It was exasperating to witness Jordan Henderson waving his arms in frustration at his England U21 teammates against the Czech Republic a week ago. The midfielder was complaining about the lack of passing options. And this was after only eight minutes. It is a familiar pattern for England teams, whose chronic lack of cohesion makes it look like the players have barely met let alone played together before.
Henderson was critisised for his performance in the tournament and looked nothing like a £20 million (Dh117.2m) player just signed by Liverpool from Sunderland. He looked more like the individual who was on loan at Coventry two seasons ago.
Indeed, England fielded three players against the Czechs whose combined transfer fees were £46m, a figure that would have been nearly doubled had Andy Carroll, Liverpool's £35m forward, not been withdrawn.

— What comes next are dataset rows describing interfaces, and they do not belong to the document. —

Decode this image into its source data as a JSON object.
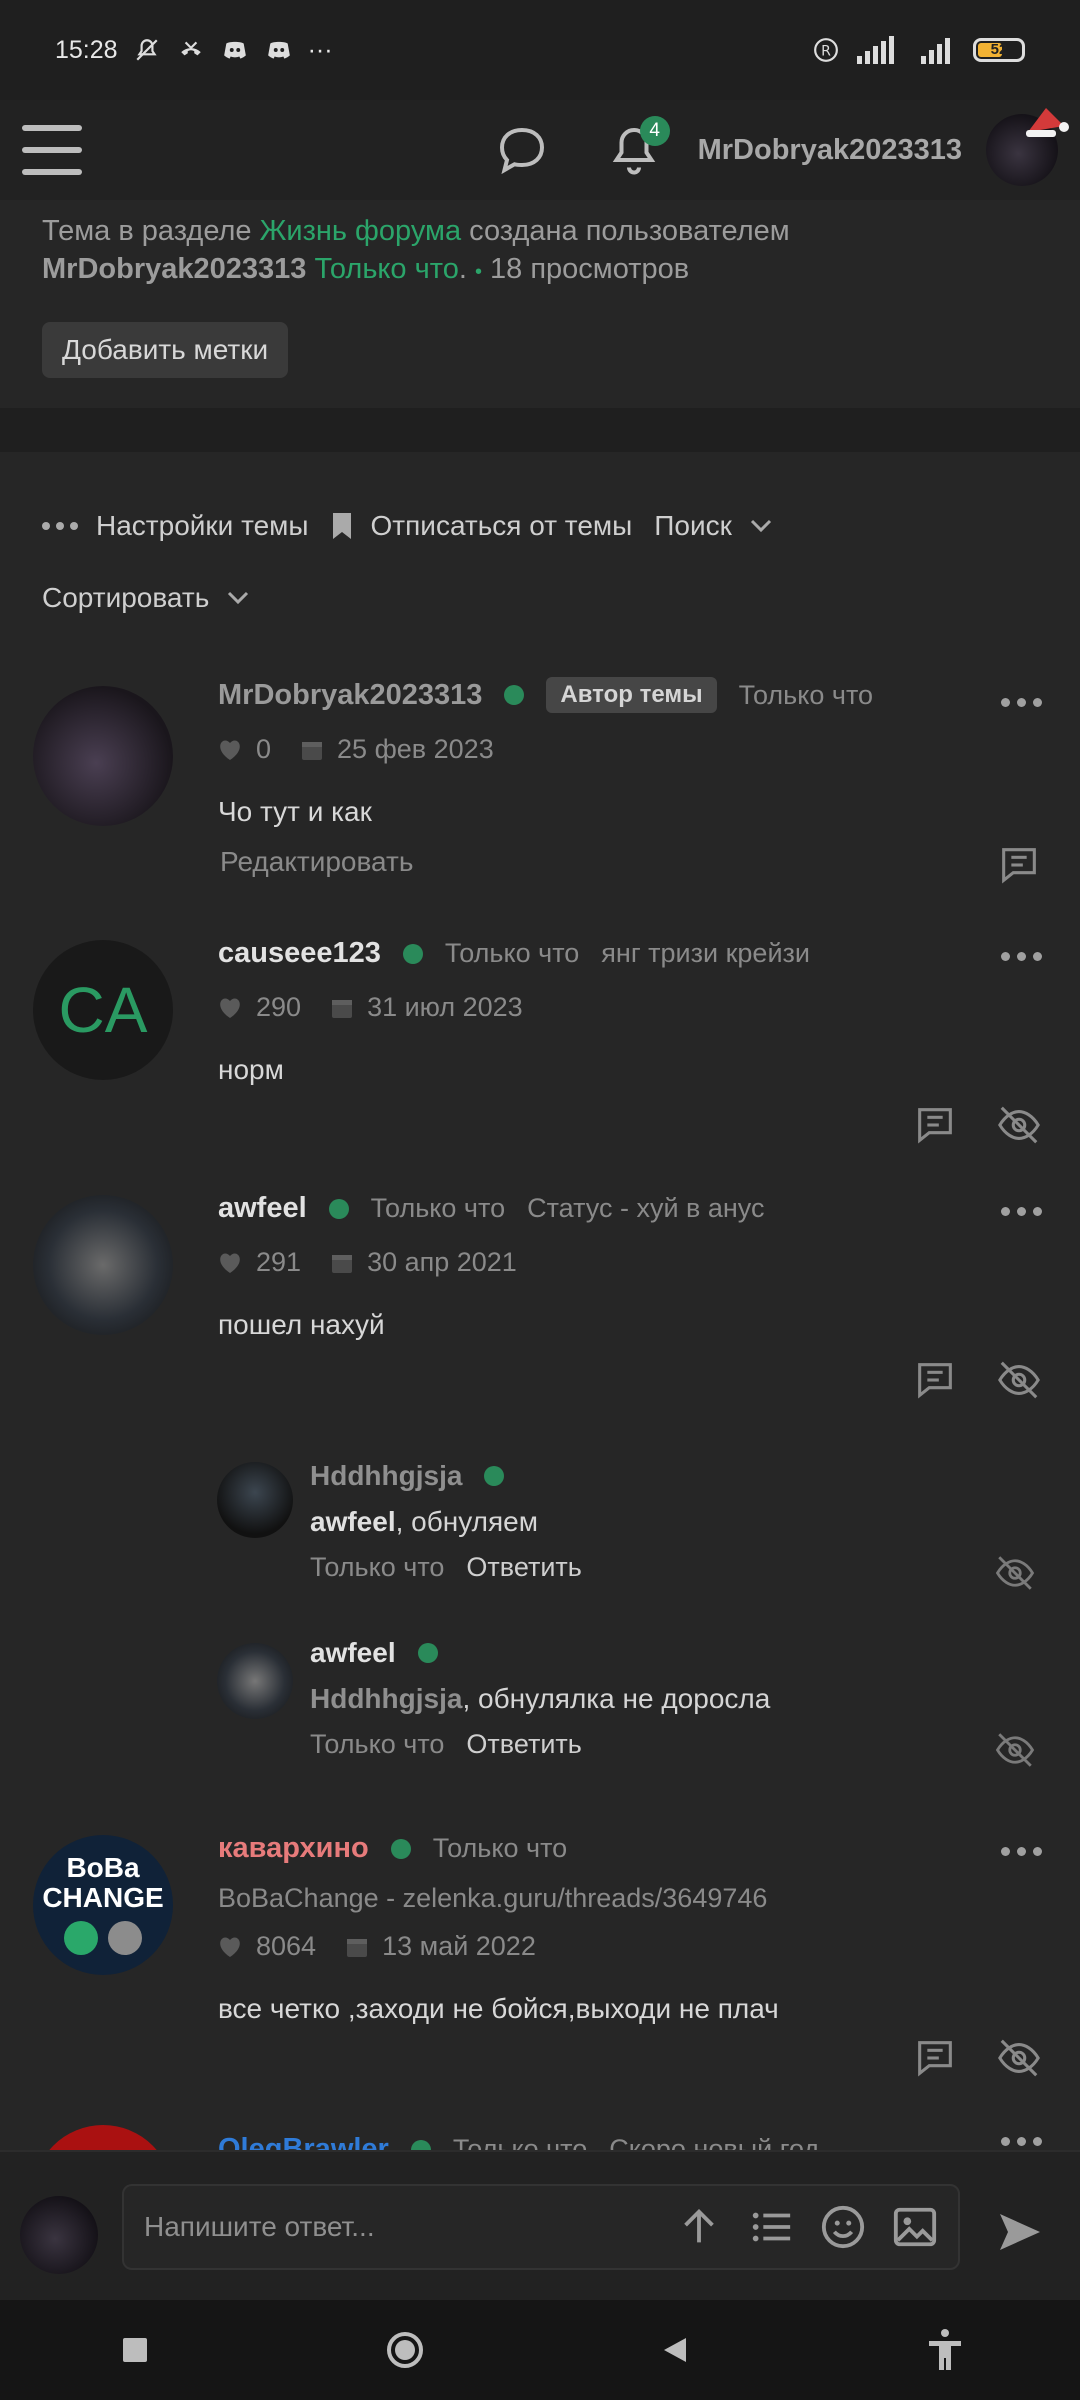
{
  "status_bar": {
    "time": "15:28",
    "more": "···",
    "battery": "52"
  },
  "nav": {
    "username": "MrDobryak2023313",
    "notif_count": "4"
  },
  "thread": {
    "meta_prefix": "Тема в разделе",
    "section": "Жизнь форума",
    "meta_mid": "создана пользователем",
    "author": "MrDobryak2023313",
    "time": "Только что",
    "views_dot": "•",
    "views": "18 просмотров",
    "add_tags": "Добавить метки"
  },
  "actions": {
    "settings": "Настройки темы",
    "unsubscribe": "Отписаться от темы",
    "search": "Поиск",
    "sort": "Сортировать"
  },
  "posts": [
    {
      "name": "MrDobryak2023313",
      "badge": "Автор темы",
      "time": "Только что",
      "likes": "0",
      "date": "25 фев 2023",
      "text": "Чо тут и как",
      "edit": "Редактировать"
    },
    {
      "name": "causeee123",
      "avatar_text": "CA",
      "time": "Только что",
      "status": "янг тризи крейзи",
      "likes": "290",
      "date": "31 июл 2023",
      "text": "норм"
    },
    {
      "name": "awfeel",
      "time": "Только что",
      "status": "Статус - хуй в анус",
      "likes": "291",
      "date": "30 апр 2021",
      "text": "пошел нахуй"
    },
    {
      "name": "кавархино",
      "time": "Только что",
      "status": "BoBaChange - zelenka.guru/threads/3649746",
      "likes": "8064",
      "date": "13 май 2022",
      "text": "все четко ,заходи не бойся,выходи не плач",
      "avatar_line1": "BoBa",
      "avatar_line2": "CHANGE"
    },
    {
      "name": "OlegBrawler",
      "time": "Только что",
      "status": "Скоро новый год"
    }
  ],
  "replies": [
    {
      "name": "Hddhhgjsja",
      "mention": "awfeel",
      "text": ", обнуляем",
      "time": "Только что",
      "reply": "Ответить"
    },
    {
      "name": "awfeel",
      "mention": "Hddhhgjsja",
      "text": ", обнулялка не доросла",
      "time": "Только что",
      "reply": "Ответить"
    }
  ],
  "composer": {
    "placeholder": "Напишите ответ..."
  }
}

But, then, the value of English players always looks inflated when they masquerade in a Three Lions shirt.
Even Wayne Rooney is starting to look over-hyped. He has not found the net in an international game in 15 matches and his powers are being sapped by the relentless and energy-draining Premier League. It is no wonder that Arsene Wenger, the Arsenal manager, was adamant Jack Wilshere should be left out of the England U21 party amid fear of burnout.

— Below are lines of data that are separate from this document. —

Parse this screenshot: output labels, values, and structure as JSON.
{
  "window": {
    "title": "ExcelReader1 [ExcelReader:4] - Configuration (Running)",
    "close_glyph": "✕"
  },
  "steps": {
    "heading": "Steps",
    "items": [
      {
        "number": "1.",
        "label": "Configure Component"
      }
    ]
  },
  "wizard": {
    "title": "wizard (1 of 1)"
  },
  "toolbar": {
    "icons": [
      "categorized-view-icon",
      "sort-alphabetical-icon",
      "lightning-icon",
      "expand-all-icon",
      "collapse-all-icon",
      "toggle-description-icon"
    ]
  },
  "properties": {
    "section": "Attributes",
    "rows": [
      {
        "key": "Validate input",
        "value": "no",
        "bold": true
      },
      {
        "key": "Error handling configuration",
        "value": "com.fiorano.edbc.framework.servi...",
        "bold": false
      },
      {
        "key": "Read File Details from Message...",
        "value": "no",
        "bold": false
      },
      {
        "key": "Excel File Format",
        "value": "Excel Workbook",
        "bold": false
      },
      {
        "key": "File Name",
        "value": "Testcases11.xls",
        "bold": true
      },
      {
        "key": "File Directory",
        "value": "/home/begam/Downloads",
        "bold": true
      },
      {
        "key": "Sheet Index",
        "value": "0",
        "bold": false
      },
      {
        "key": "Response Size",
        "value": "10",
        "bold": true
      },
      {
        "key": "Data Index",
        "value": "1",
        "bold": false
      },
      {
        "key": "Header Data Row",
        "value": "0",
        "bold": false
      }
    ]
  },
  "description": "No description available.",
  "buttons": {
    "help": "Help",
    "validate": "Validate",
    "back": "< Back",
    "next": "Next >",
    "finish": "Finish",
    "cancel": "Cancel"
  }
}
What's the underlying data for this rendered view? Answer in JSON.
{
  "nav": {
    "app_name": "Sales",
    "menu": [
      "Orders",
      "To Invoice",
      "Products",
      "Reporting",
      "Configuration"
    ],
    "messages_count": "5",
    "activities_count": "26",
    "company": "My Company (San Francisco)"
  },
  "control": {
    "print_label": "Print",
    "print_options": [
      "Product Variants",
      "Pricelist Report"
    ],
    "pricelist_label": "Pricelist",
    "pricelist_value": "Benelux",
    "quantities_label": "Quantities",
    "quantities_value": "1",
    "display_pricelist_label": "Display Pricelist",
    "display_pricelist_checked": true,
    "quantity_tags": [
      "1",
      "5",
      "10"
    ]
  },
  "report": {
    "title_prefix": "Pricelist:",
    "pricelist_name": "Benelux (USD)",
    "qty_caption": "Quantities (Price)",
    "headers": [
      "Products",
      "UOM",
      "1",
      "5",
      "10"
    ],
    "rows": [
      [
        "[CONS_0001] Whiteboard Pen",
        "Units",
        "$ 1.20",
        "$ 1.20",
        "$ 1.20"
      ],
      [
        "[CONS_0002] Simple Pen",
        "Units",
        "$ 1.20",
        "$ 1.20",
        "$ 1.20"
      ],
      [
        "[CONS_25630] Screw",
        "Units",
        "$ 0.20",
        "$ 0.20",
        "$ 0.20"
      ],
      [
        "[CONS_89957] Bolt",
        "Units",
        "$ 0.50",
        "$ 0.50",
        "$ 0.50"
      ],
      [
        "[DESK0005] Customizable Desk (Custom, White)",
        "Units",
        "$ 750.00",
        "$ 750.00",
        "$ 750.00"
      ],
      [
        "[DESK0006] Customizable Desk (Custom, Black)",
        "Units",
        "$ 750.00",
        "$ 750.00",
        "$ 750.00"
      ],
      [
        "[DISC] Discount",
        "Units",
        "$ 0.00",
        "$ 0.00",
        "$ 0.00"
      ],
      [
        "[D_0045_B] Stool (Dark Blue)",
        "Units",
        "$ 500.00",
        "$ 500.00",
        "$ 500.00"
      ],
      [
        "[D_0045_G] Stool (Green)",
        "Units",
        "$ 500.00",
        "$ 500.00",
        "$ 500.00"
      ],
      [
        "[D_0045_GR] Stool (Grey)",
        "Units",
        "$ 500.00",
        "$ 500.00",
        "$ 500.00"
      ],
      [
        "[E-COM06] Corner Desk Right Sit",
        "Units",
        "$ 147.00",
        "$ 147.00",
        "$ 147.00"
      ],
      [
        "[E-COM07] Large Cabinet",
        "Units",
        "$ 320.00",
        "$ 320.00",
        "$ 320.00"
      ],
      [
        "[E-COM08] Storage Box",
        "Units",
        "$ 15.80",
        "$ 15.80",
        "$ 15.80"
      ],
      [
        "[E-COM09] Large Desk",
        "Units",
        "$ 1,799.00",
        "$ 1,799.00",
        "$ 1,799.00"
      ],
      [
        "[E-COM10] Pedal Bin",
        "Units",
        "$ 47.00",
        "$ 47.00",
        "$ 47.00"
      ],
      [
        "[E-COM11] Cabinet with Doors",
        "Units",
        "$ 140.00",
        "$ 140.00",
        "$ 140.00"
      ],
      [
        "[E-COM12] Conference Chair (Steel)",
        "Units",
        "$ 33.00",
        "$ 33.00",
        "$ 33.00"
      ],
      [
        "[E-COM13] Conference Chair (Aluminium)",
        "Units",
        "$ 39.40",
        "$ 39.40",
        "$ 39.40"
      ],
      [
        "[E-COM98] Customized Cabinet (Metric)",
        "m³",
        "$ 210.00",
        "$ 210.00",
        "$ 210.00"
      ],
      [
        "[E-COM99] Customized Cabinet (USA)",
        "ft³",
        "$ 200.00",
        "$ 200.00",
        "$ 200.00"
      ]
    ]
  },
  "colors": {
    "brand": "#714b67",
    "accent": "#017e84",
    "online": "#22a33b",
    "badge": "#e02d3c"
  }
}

Wilshere is the great English hope and the antithesis of the players who have emerged off the production line at other clubs. His vision, range of passing and ability to play with his head up are rare commodities among his compatriots.

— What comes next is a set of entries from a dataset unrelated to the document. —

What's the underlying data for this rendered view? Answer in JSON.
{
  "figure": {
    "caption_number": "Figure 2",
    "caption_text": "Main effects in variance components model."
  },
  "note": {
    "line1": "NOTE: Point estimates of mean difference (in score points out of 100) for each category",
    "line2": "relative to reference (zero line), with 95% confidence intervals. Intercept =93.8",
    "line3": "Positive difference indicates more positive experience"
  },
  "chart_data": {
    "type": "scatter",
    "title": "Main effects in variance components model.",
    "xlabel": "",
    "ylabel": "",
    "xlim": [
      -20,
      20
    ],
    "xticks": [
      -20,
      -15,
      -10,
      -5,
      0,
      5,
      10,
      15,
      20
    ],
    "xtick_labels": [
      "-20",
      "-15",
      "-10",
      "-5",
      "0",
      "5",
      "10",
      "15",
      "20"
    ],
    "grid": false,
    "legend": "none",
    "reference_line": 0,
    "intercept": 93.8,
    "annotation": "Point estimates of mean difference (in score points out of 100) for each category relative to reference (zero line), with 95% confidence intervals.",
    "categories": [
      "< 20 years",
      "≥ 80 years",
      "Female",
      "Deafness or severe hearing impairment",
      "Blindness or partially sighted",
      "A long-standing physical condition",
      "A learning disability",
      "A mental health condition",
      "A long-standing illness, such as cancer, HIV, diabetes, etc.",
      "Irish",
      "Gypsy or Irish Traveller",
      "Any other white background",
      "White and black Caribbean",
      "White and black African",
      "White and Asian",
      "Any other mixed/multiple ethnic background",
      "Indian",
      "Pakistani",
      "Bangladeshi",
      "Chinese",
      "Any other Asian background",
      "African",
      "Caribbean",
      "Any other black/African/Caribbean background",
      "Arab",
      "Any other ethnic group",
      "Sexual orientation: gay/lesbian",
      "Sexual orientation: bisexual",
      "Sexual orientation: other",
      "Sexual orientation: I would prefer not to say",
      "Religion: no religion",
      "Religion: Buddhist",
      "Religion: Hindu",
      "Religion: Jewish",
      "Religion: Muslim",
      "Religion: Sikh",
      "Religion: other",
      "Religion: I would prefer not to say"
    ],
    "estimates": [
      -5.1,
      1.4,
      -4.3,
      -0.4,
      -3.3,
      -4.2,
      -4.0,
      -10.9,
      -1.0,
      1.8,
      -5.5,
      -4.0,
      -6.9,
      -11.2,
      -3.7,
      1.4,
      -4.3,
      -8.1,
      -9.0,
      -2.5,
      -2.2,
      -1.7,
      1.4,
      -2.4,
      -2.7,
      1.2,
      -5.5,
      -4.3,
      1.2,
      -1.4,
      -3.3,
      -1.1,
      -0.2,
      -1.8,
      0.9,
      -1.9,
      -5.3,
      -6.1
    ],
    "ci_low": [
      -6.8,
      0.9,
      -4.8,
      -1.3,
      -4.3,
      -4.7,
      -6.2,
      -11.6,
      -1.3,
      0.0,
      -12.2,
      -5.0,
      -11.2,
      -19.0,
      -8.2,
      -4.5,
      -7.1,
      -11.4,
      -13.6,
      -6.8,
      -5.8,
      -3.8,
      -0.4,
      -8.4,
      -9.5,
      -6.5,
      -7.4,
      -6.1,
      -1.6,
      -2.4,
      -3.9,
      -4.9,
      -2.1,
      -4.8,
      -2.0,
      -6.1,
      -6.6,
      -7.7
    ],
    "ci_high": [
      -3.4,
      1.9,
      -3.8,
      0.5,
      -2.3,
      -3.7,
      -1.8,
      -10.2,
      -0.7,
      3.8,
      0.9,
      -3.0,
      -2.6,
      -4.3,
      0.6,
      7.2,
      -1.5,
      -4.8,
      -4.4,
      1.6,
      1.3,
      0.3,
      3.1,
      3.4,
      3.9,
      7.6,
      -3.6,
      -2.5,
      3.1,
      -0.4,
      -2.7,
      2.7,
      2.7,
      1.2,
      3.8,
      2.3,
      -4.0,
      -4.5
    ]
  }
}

He is the closest thing England have to the lauded Xavi and Andres Iniesta, and the way Manchester United were spellbound by Barcelona in the Champions League final served to illustrate just how commanding and assured his display was against Barca at the Emirates Stadium in February.
On the subject of Arsenal, they are the best exponents of tika taka football in England yet find themselves kicked from goalpost to goalpost or lambasted for being too intricate. Yet when the national sides fail at major tournaments or to qualify for the World Cup, as they did in 1994 and 2008, the very same people claim the players are no match for their more-rounded international opponents.
The only times England have performed at continental tournaments was in 1966 and 1996, when they were on home soil, and the games had the feel of a domestic matches, and in 1990 – just before the birth of the Premier League – when the late Sir Bobby Robson broke with tradition and boldly switched to, wait for it, a European sweeper system.
Robson has been the only British manager who has successfully transferred his skills abroad with the likes of Porto, Barcelona and PSV Eindhoven. Steve McClaren is the notable exception yet his success at FC Twente and experience at Wolfsburg is still undermined by his experience in charge of the national side.
So much so he recently had to take up an offer with a second-tier English club in order return to his country as a coach.
The problem is the English game is so insular and is virtually run by the Premier League because of the vast money it generates. Their relationship with the English Football Association is, at best, fragmented. The regulative body in English football should take sole charge of the game in England, in much the same way the Football Association assumed responsibility for the Pro League this week, and start looking at the long-term development of the game as opposed to the short-termist approach of clubs who appear to look no further than the outcome of the next match.
Apart from offering plenty of dirhams, how did Al Wasl manage to bring Albert Benaiges, the technical director at Barca, to Dubai? The English FA should have been banging down the door on his Spanish villa for his services to shape the flawed youth system in England. And it's not as if money was a problem, as they paid around a combined £10m per year to Sven-Goran Eriksson and Fabio Capello.
Instead they are too busy locked in a power struggle with the all-conquering Premier League.